(About this exercise): From the listing below, pull out every line where the string "arrow" appears.

(Provided records):
··········

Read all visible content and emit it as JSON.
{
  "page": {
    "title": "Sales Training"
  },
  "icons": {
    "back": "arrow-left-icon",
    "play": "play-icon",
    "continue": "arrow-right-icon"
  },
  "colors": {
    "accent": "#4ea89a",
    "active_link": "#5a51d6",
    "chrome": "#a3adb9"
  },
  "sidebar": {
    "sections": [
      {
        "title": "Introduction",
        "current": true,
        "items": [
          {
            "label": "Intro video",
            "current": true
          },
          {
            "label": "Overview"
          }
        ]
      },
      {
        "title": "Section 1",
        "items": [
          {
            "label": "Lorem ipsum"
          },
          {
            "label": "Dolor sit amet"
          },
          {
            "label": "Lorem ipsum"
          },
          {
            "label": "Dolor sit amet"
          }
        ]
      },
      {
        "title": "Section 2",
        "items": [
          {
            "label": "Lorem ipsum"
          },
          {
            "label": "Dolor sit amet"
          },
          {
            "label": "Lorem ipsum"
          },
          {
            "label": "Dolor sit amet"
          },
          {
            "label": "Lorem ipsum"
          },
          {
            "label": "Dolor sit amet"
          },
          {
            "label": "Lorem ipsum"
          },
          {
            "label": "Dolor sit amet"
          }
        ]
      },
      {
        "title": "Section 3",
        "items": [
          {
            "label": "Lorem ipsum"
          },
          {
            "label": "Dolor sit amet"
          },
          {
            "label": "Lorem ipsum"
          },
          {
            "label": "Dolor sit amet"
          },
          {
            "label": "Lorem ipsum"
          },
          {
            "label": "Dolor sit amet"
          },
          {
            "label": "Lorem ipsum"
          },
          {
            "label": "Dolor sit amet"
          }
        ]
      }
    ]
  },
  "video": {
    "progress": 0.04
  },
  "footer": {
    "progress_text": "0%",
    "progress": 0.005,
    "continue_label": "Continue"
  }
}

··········

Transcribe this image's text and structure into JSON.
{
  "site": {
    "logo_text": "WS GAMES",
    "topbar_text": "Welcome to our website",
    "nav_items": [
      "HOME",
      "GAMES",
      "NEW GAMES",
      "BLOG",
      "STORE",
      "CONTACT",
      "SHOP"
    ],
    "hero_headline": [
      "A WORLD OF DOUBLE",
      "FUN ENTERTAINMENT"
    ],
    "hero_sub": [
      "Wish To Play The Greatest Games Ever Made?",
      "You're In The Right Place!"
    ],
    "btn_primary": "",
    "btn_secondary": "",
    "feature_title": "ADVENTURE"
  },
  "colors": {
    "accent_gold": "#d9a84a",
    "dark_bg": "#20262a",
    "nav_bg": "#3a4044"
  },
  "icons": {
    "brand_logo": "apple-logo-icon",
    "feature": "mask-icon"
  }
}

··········

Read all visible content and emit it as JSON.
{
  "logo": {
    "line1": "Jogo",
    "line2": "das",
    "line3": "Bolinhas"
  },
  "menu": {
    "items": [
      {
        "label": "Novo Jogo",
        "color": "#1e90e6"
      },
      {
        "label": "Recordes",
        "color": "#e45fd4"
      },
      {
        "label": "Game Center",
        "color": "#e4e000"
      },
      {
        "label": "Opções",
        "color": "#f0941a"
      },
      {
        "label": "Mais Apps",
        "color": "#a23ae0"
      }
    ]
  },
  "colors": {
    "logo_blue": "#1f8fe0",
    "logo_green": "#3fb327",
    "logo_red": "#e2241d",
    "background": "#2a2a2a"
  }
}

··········

(Problem solution):
    "back": "arrow-left-icon",
    "continue": "arrow-right-icon"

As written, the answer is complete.